This paper describes a general approach for dynamic control of stochastic networks based on fluid model analysis, where in broad terms, the stochastic network is approximated by its fluid analog, an associated fluid control problem is solved and, finally, a scheduling rule for the original system is defined by itnerpreting the fluid control policy.
The main contribution of this paper is to propose a general mechanism for translating the solution of the fluid optimal control problem into an implementable discrete-review policy that achieves asymptotically optimal perforance under fluid scaling, and guarantees stability if the traffic intensity is less than one at each station. The proposed policy reviews system status at discrete points in time, and at each such point the controller formulates a processing plan for the next review period, based on the queue length vector observed, using the optimal control policy of the associated fluid optimization problem.
Implementation of such a policy involves enforcement of certain safety stock requirements in order to facilitate the execution of the processing plans and to avoid unplanned server idleness.
Finally, putting aside all considerations of system optimality, the following generalization is considered: every initial condition is associated with a feasible fluid trajectory that describes the desired system evolution starting at that point.
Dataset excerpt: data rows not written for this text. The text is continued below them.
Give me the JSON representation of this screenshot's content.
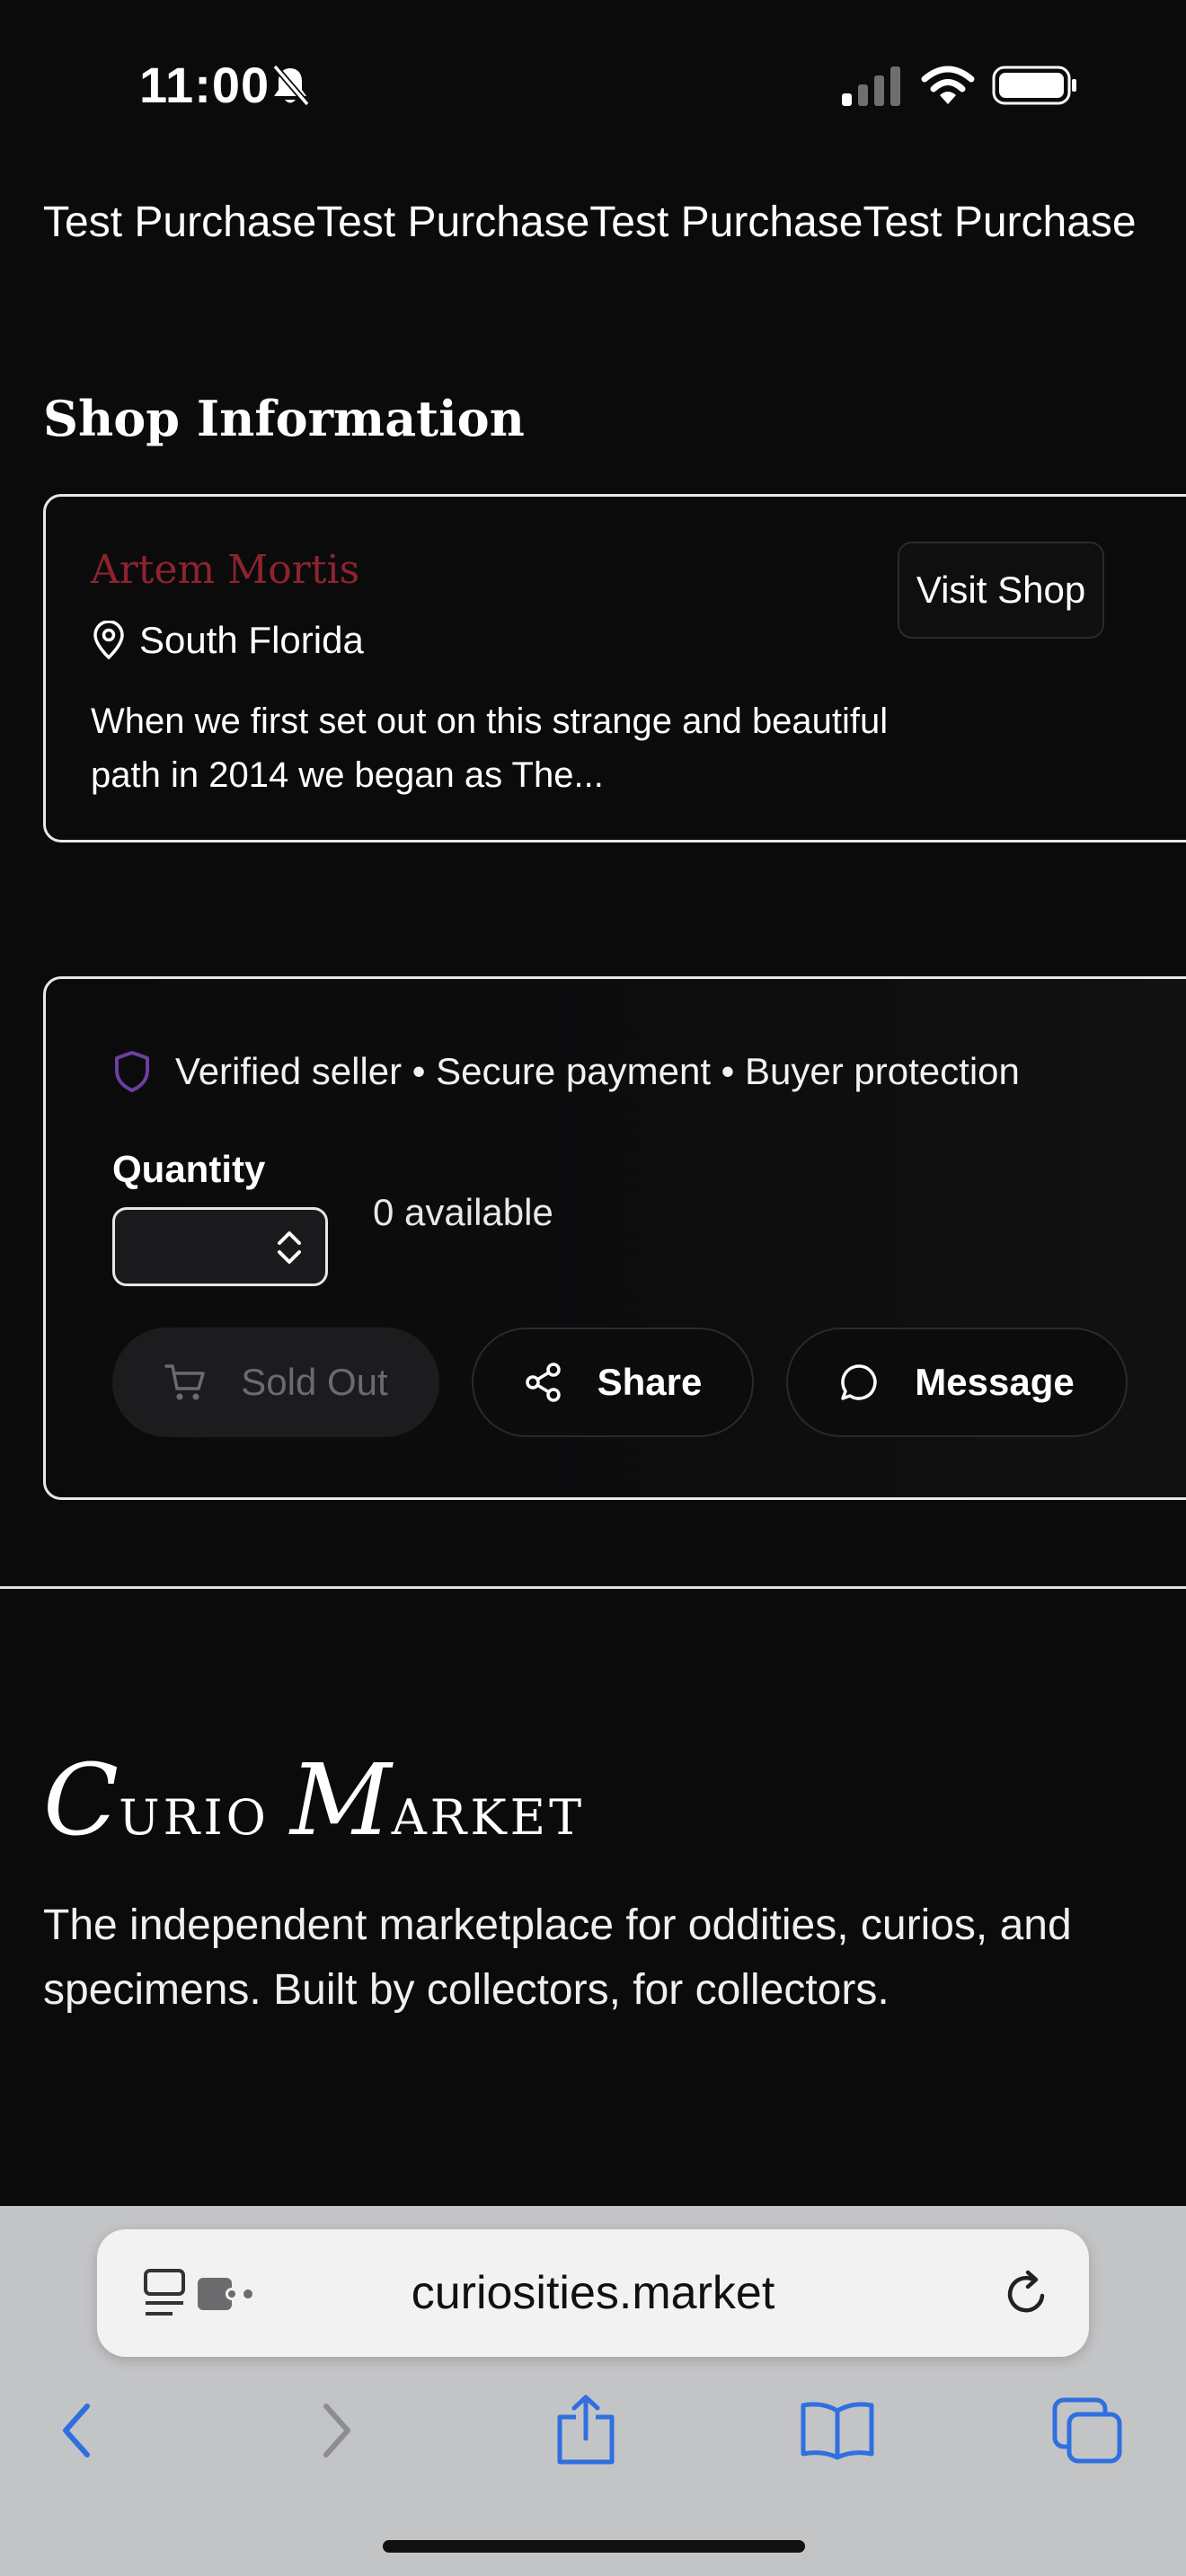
{
  "status_bar": {
    "time": "11:00",
    "icons": [
      "bell-slash-icon",
      "cellular-signal-icon",
      "wifi-icon",
      "battery-icon"
    ]
  },
  "product": {
    "title_repeat": "Test PurchaseTest PurchaseTest PurchaseTest Purchase"
  },
  "shop_section": {
    "heading": "Shop Information",
    "shop_name": "Artem Mortis",
    "location": "South Florida",
    "description": "When we first set out on this strange and beautiful path in 2014 we began as The...",
    "visit_button": "Visit Shop",
    "shop_name_color": "#8e2330"
  },
  "purchase": {
    "trust_text": "Verified seller • Secure payment • Buyer protection",
    "quantity_label": "Quantity",
    "available": "0 available",
    "sold_out_button": "Sold Out",
    "share_button": "Share",
    "message_button": "Message",
    "shield_color": "#6b3fa0"
  },
  "footer": {
    "brand_initial_1": "C",
    "brand_rest_1": "URIO",
    "brand_initial_2": "M",
    "brand_rest_2": "ARKET",
    "tagline": "The independent marketplace for oddities, curios, and specimens. Built by collectors, for collectors."
  },
  "browser": {
    "url": "curiosities.market",
    "accent_color": "#2f6fe0",
    "nav_icons": [
      "back-icon",
      "forward-icon",
      "share-icon",
      "bookmarks-icon",
      "tabs-icon"
    ]
  }
}
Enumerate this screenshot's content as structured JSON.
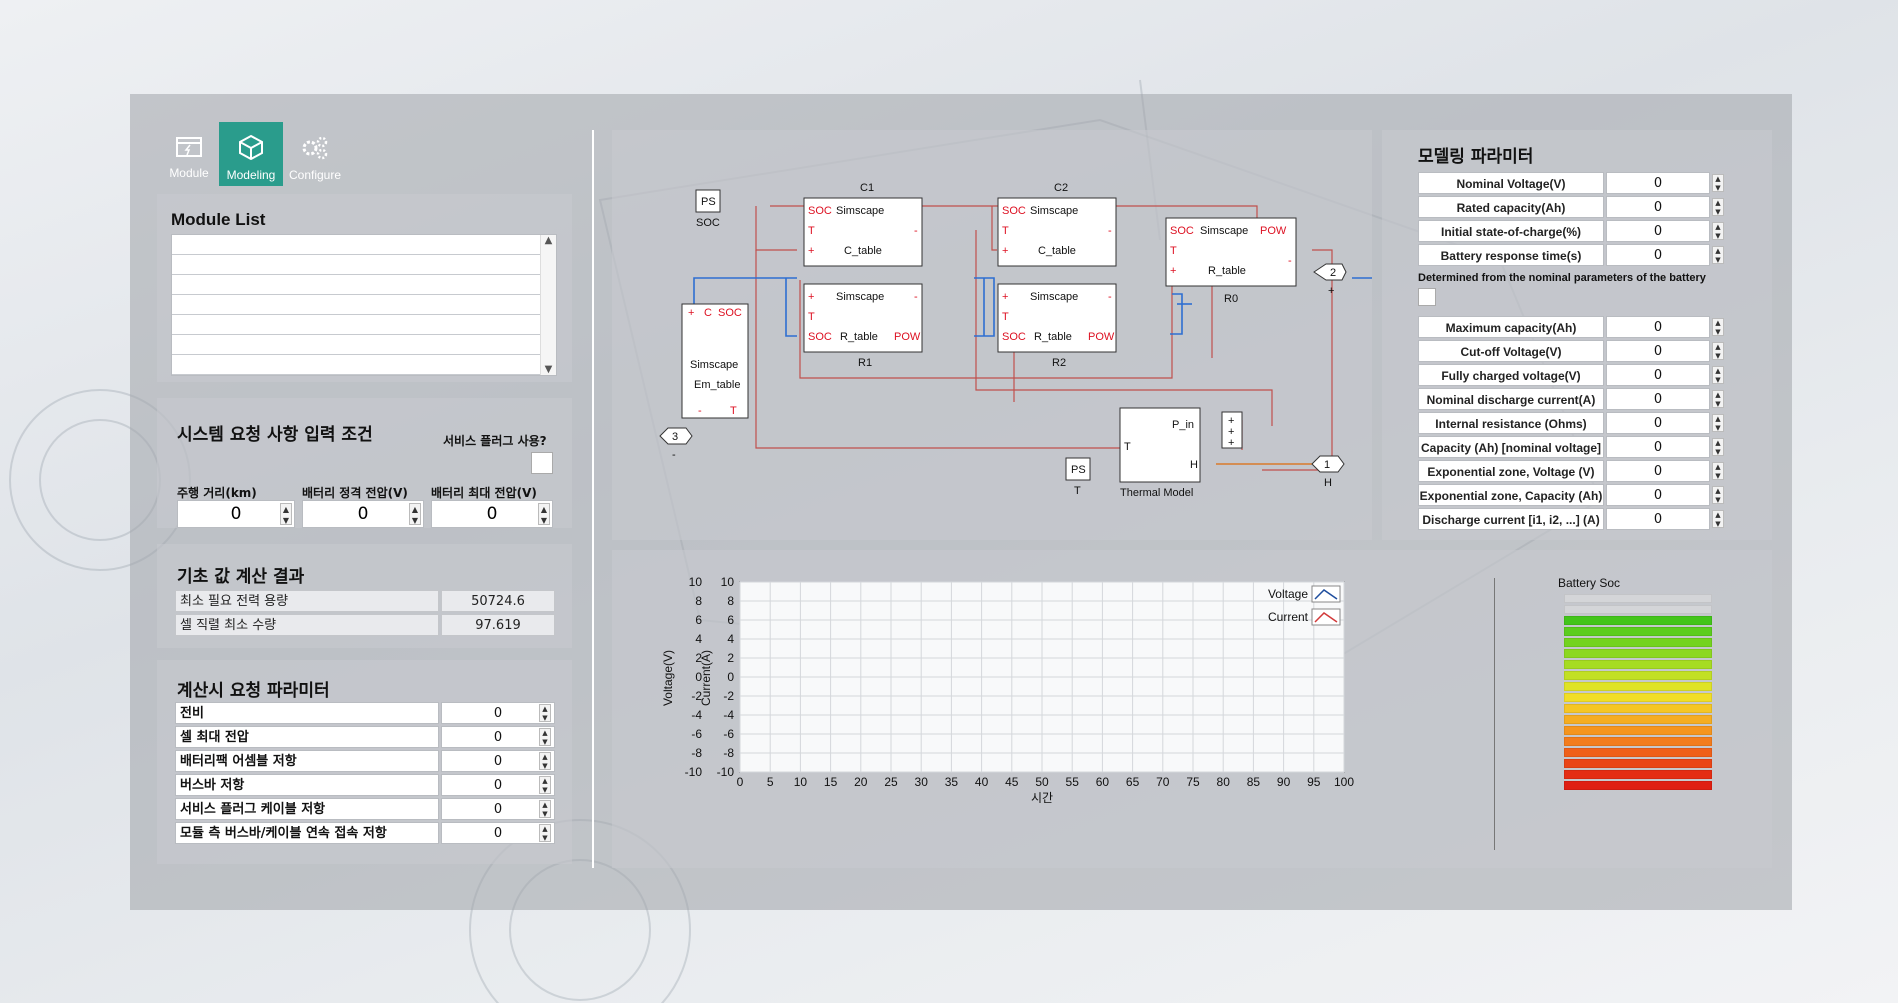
{
  "toolbar": {
    "module_label": "Module",
    "modeling_label": "Modeling",
    "configure_label": "Configure",
    "active": "Modeling"
  },
  "module_list": {
    "title": "Module List",
    "items": [
      "",
      "",
      "",
      "",
      "",
      "",
      ""
    ]
  },
  "system_requirements": {
    "title": "시스템 요청 사항 입력 조건",
    "service_plug_label": "서비스 플러그 사용?",
    "service_plug_checked": false,
    "fields": [
      {
        "label": "주행 거리(km)",
        "value": "0"
      },
      {
        "label": "배터리 정격 전압(V)",
        "value": "0"
      },
      {
        "label": "배터리 최대 전압(V)",
        "value": "0"
      }
    ]
  },
  "basic_results": {
    "title": "기초 값 계산 결과",
    "rows": [
      {
        "label": "최소 필요 전력 용량",
        "value": "50724.6"
      },
      {
        "label": "셀 직렬 최소 수량",
        "value": "97.619"
      }
    ]
  },
  "calc_params": {
    "title": "계산시 요청 파라미터",
    "rows": [
      {
        "label": "전비",
        "value": "0"
      },
      {
        "label": "셀 최대 전압",
        "value": "0"
      },
      {
        "label": "배터리팩 어셈블 저항",
        "value": "0"
      },
      {
        "label": "버스바 저항",
        "value": "0"
      },
      {
        "label": "서비스 플러그 케이블 저항",
        "value": "0"
      },
      {
        "label": "모듈 측 버스바/케이블 연속 접속 저항",
        "value": "0"
      }
    ]
  },
  "diagram": {
    "soc_source": {
      "label": "PS",
      "caption": "SOC"
    },
    "t_source": {
      "label": "PS",
      "caption": "T"
    },
    "em_block": {
      "ports": [
        "+",
        "C",
        "SOC",
        "-",
        "T"
      ],
      "lines": [
        "Simscape",
        "Em_table"
      ]
    },
    "c1": {
      "name": "C1",
      "ports": [
        "SOC",
        "T",
        "+"
      ],
      "lines": [
        "Simscape",
        "C_table"
      ],
      "out": "-"
    },
    "c2": {
      "name": "C2",
      "ports": [
        "SOC",
        "T",
        "+"
      ],
      "lines": [
        "Simscape",
        "C_table"
      ],
      "out": "-"
    },
    "r1": {
      "name": "R1",
      "ports": [
        "+",
        "T",
        "SOC"
      ],
      "lines": [
        "Simscape",
        "R_table"
      ],
      "out": "-",
      "pow": "POW"
    },
    "r2": {
      "name": "R2",
      "ports": [
        "+",
        "T",
        "SOC"
      ],
      "lines": [
        "Simscape",
        "R_table"
      ],
      "out": "-",
      "pow": "POW"
    },
    "r0": {
      "name": "R0",
      "ports": [
        "SOC",
        "T",
        "+"
      ],
      "lines": [
        "Simscape",
        "R_table"
      ],
      "out": "-",
      "pow": "POW"
    },
    "thermal": {
      "name": "Thermal Model",
      "in1": "P_in",
      "in2": "T",
      "out": "H"
    },
    "sum_signs": [
      "+",
      "+",
      "+"
    ],
    "port2": {
      "num": "2",
      "sign": "+"
    },
    "port3": {
      "num": "3",
      "sign": "-"
    },
    "port1": {
      "num": "1",
      "caption": "H"
    }
  },
  "chart_data": {
    "type": "line",
    "title": "",
    "xlabel": "시간",
    "ylabel_left1": "Voltage(V)",
    "ylabel_left2": "Current(A)",
    "xlim": [
      0,
      100
    ],
    "ylim": [
      -10,
      10
    ],
    "x_ticks": [
      0,
      5,
      10,
      15,
      20,
      25,
      30,
      35,
      40,
      45,
      50,
      55,
      60,
      65,
      70,
      75,
      80,
      85,
      90,
      95,
      100
    ],
    "y_ticks": [
      10,
      8,
      6,
      4,
      2,
      0,
      -2,
      -4,
      -6,
      -8,
      -10
    ],
    "grid": true,
    "legend_position": "top-right",
    "series": [
      {
        "name": "Voltage",
        "x": [],
        "y": [],
        "color": "#1f4e9e"
      },
      {
        "name": "Current",
        "x": [],
        "y": [],
        "color": "#d23a3a"
      }
    ]
  },
  "battery_soc": {
    "title": "Battery Soc",
    "empty_color": "#d4d5d8",
    "bar_colors": [
      "#d4d5d8",
      "#d4d5d8",
      "#43c51a",
      "#5ccd1e",
      "#74d31f",
      "#8cd820",
      "#a6dc22",
      "#c2e024",
      "#dfe326",
      "#f1de26",
      "#f5c624",
      "#f5ad21",
      "#f5951e",
      "#f37c1c",
      "#ef6019",
      "#ea4516",
      "#e42d13",
      "#df1f12"
    ]
  },
  "modeling_params": {
    "title": "모델링 파라미터",
    "top_rows": [
      {
        "label": "Nominal Voltage(V)",
        "value": "0"
      },
      {
        "label": "Rated capacity(Ah)",
        "value": "0"
      },
      {
        "label": "Initial state-of-charge(%)",
        "value": "0"
      },
      {
        "label": "Battery response time(s)",
        "value": "0"
      }
    ],
    "determined_label": "Determined from the nominal parameters of the battery",
    "determined_checked": false,
    "bottom_rows": [
      {
        "label": "Maximum capacity(Ah)",
        "value": "0"
      },
      {
        "label": "Cut-off Voltage(V)",
        "value": "0"
      },
      {
        "label": "Fully charged voltage(V)",
        "value": "0"
      },
      {
        "label": "Nominal discharge current(A)",
        "value": "0"
      },
      {
        "label": "Internal resistance (Ohms)",
        "value": "0"
      },
      {
        "label": "Capacity (Ah) [nominal voltage]",
        "value": "0"
      },
      {
        "label": "Exponential zone, Voltage (V)",
        "value": "0"
      },
      {
        "label": "Exponential zone, Capacity (Ah)",
        "value": "0"
      },
      {
        "label": "Discharge current [i1, i2, ...] (A)",
        "value": "0"
      }
    ]
  }
}
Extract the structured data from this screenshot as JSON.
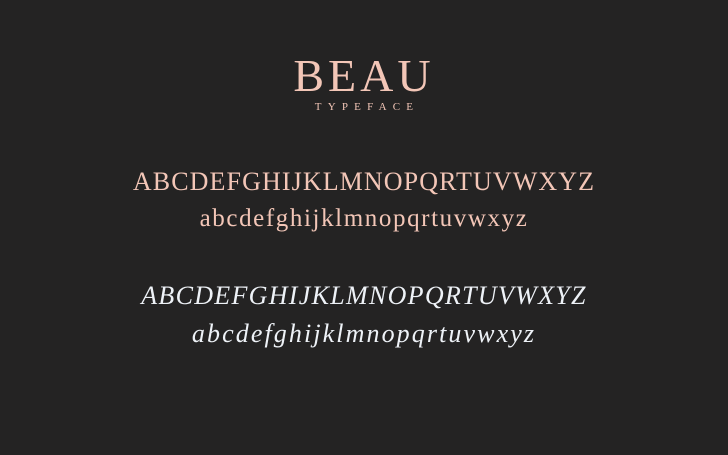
{
  "colors": {
    "background": "#242323",
    "accent": "#f3c6b7",
    "italic_text": "#eef2f7"
  },
  "specimen": {
    "title": "BEAU",
    "subtitle": "TYPEFACE",
    "regular": {
      "uppercase": "ABCDEFGHIJKLMNOPQRTUVWXYZ",
      "lowercase": "abcdefghijklmnopqrtuvwxyz"
    },
    "italic": {
      "uppercase": "ABCDEFGHIJKLMNOPQRTUVWXYZ",
      "lowercase": "abcdefghijklmnopqrtuvwxyz"
    }
  }
}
A discrete-review policy is described that asymptotically tracks this target specification; that is, it achieves the appropriate target trajectory as its fluid limit.